#### [Task to carry out]
A precise copy of the data is required, with every picture left out.

(Data records)
----------

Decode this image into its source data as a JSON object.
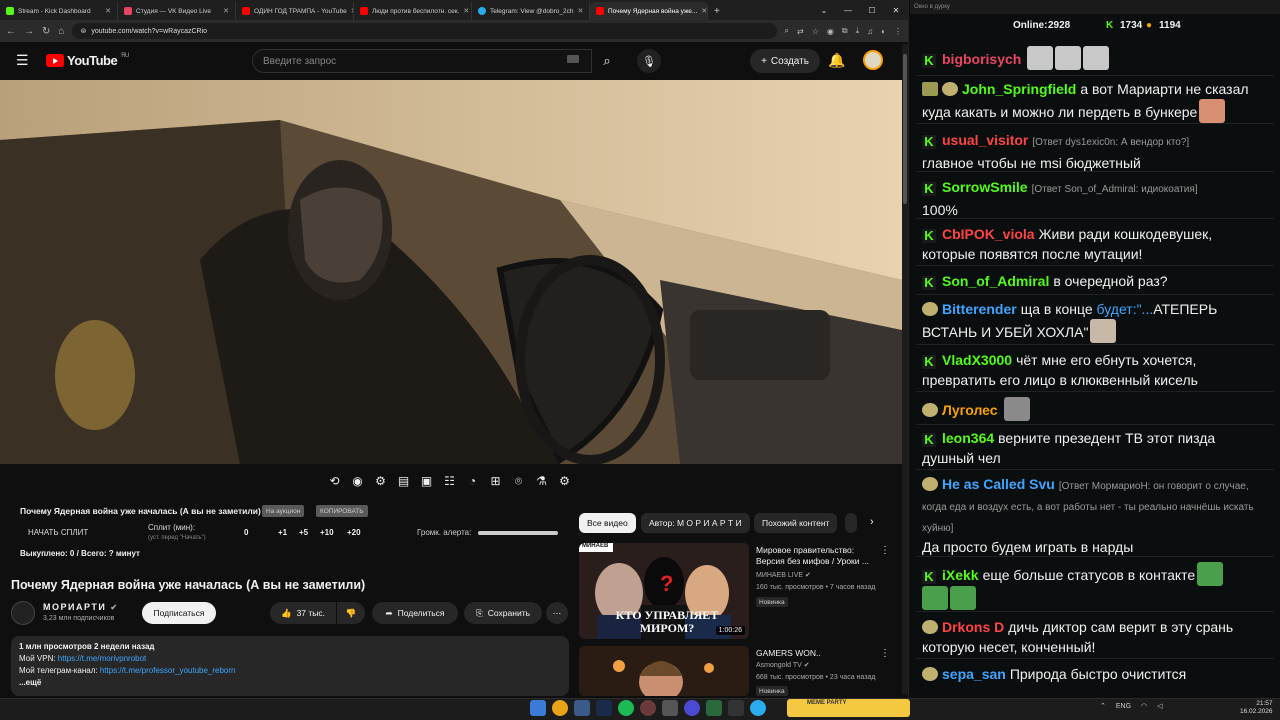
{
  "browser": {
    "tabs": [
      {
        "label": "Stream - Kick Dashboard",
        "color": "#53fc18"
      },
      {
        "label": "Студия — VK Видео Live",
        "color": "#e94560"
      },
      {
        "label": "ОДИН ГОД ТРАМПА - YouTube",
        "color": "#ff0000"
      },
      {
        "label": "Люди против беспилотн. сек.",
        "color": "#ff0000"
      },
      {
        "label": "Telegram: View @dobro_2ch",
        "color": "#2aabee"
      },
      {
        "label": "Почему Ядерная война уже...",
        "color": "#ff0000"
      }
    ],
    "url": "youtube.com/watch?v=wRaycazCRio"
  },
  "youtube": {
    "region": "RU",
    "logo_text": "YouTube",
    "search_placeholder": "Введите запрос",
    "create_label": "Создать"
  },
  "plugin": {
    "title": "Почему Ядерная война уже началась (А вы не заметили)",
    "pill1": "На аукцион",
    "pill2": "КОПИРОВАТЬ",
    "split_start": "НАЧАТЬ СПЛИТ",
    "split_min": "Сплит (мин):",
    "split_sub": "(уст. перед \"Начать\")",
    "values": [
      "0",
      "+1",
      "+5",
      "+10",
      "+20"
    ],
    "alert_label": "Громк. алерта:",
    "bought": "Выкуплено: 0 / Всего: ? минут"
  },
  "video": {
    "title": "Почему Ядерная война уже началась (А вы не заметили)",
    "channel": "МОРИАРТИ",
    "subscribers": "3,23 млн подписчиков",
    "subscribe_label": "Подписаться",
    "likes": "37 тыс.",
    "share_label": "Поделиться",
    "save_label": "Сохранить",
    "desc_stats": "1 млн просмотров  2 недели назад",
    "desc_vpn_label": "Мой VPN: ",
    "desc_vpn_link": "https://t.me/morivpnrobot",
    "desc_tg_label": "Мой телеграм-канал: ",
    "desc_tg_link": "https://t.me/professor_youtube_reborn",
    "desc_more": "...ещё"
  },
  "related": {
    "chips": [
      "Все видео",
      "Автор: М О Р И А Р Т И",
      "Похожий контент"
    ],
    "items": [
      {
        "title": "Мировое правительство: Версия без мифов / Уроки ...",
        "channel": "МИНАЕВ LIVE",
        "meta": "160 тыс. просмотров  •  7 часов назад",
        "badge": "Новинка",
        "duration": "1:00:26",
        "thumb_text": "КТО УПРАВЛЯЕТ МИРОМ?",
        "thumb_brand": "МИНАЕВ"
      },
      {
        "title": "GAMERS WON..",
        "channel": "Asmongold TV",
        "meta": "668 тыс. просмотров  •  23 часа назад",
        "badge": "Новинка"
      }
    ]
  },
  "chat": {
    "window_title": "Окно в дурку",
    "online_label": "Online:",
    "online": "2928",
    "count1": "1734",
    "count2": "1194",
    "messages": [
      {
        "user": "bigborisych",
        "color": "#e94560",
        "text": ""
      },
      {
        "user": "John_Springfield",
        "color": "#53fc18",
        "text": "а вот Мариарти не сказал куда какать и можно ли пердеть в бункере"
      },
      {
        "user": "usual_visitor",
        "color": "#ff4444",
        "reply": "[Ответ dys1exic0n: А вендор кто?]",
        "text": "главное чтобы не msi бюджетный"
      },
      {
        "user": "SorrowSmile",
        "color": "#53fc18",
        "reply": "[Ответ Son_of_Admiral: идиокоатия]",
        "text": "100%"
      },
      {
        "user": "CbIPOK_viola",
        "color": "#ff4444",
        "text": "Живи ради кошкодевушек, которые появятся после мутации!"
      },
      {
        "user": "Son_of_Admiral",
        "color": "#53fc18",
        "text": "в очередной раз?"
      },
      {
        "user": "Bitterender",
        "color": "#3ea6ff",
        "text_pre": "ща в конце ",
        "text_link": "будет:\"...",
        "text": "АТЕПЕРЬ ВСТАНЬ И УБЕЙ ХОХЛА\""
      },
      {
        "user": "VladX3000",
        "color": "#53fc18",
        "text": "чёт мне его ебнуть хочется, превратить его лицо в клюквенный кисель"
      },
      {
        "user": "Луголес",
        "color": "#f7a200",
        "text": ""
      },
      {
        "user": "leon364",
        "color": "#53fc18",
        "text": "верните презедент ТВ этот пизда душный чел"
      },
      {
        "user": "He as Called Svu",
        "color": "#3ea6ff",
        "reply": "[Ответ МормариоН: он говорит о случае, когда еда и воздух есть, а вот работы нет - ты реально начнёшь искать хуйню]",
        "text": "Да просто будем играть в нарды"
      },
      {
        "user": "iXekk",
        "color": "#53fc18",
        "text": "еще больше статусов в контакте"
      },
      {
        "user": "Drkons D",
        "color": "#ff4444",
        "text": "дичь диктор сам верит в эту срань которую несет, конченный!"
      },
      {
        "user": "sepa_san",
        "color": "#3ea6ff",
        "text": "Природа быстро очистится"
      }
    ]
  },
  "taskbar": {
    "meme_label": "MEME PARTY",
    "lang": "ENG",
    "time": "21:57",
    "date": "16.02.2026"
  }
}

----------

#### [Solution]
Decode this image into its source data as a JSON object.
{
  "browser": {
    "tabs": [
      {
        "label": "Stream - Kick Dashboard",
        "color": "#53fc18"
      },
      {
        "label": "Студия — VK Видео Live",
        "color": "#e94560"
      },
      {
        "label": "ОДИН ГОД ТРАМПА - YouTube",
        "color": "#ff0000"
      },
      {
        "label": "Люди против беспилотн. сек.",
        "color": "#ff0000"
      },
      {
        "label": "Telegram: View @dobro_2ch",
        "color": "#2aabee"
      },
      {
        "label": "Почему Ядерная война уже...",
        "color": "#ff0000"
      }
    ],
    "url": "youtube.com/watch?v=wRaycazCRio"
  },
  "youtube": {
    "region": "RU",
    "logo_text": "YouTube",
    "search_placeholder": "Введите запрос",
    "create_label": "Создать"
  },
  "plugin": {
    "title": "Почему Ядерная война уже началась (А вы не заметили)",
    "pill1": "На аукцион",
    "pill2": "КОПИРОВАТЬ",
    "split_start": "НАЧАТЬ СПЛИТ",
    "split_min": "Сплит (мин):",
    "split_sub": "(уст. перед \"Начать\")",
    "values": [
      "0",
      "+1",
      "+5",
      "+10",
      "+20"
    ],
    "alert_label": "Громк. алерта:",
    "bought": "Выкуплено: 0 / Всего: ? минут"
  },
  "video": {
    "title": "Почему Ядерная война уже началась (А вы не заметили)",
    "channel": "МОРИАРТИ",
    "subscribers": "3,23 млн подписчиков",
    "subscribe_label": "Подписаться",
    "likes": "37 тыс.",
    "share_label": "Поделиться",
    "save_label": "Сохранить",
    "desc_stats": "1 млн просмотров  2 недели назад",
    "desc_vpn_label": "Мой VPN: ",
    "desc_vpn_link": "https://t.me/morivpnrobot",
    "desc_tg_label": "Мой телеграм-канал: ",
    "desc_tg_link": "https://t.me/professor_youtube_reborn",
    "desc_more": "...ещё"
  },
  "related": {
    "chips": [
      "Все видео",
      "Автор: М О Р И А Р Т И",
      "Похожий контент"
    ],
    "items": [
      {
        "title": "Мировое правительство: Версия без мифов / Уроки ...",
        "channel": "МИНАЕВ LIVE",
        "meta": "160 тыс. просмотров  •  7 часов назад",
        "badge": "Новинка",
        "duration": "1:00:26",
        "thumb_text": "КТО УПРАВЛЯЕТ МИРОМ?",
        "thumb_brand": "МИНАЕВ"
      },
      {
        "title": "GAMERS WON..",
        "channel": "Asmongold TV",
        "meta": "668 тыс. просмотров  •  23 часа назад",
        "badge": "Новинка"
      }
    ]
  },
  "chat": {
    "window_title": "Окно в дурку",
    "online_label": "Online:",
    "online": "2928",
    "count1": "1734",
    "count2": "1194",
    "messages": [
      {
        "user": "bigborisych",
        "color": "#e94560",
        "text": ""
      },
      {
        "user": "John_Springfield",
        "color": "#53fc18",
        "text": "а вот Мариарти не сказал куда какать и можно ли пердеть в бункере"
      },
      {
        "user": "usual_visitor",
        "color": "#ff4444",
        "reply": "[Ответ dys1exic0n: А вендор кто?]",
        "text": "главное чтобы не msi бюджетный"
      },
      {
        "user": "SorrowSmile",
        "color": "#53fc18",
        "reply": "[Ответ Son_of_Admiral: идиокоатия]",
        "text": "100%"
      },
      {
        "user": "CbIPOK_viola",
        "color": "#ff4444",
        "text": "Живи ради кошкодевушек, которые появятся после мутации!"
      },
      {
        "user": "Son_of_Admiral",
        "color": "#53fc18",
        "text": "в очередной раз?"
      },
      {
        "user": "Bitterender",
        "color": "#3ea6ff",
        "text_pre": "ща в конце ",
        "text_link": "будет:\"...",
        "text": "АТЕПЕРЬ ВСТАНЬ И УБЕЙ ХОХЛА\""
      },
      {
        "user": "VladX3000",
        "color": "#53fc18",
        "text": "чёт мне его ебнуть хочется, превратить его лицо в клюквенный кисель"
      },
      {
        "user": "Луголес",
        "color": "#f7a200",
        "text": ""
      },
      {
        "user": "leon364",
        "color": "#53fc18",
        "text": "верните презедент ТВ этот пизда душный чел"
      },
      {
        "user": "He as Called Svu",
        "color": "#3ea6ff",
        "reply": "[Ответ МормариоН: он говорит о случае, когда еда и воздух есть, а вот работы нет - ты реально начнёшь искать хуйню]",
        "text": "Да просто будем играть в нарды"
      },
      {
        "user": "iXekk",
        "color": "#53fc18",
        "text": "еще больше статусов в контакте"
      },
      {
        "user": "Drkons D",
        "color": "#ff4444",
        "text": "дичь диктор сам верит в эту срань которую несет, конченный!"
      },
      {
        "user": "sepa_san",
        "color": "#3ea6ff",
        "text": "Природа быстро очистится"
      }
    ]
  },
  "taskbar": {
    "meme_label": "MEME PARTY",
    "lang": "ENG",
    "time": "21:57",
    "date": "16.02.2026"
  }
}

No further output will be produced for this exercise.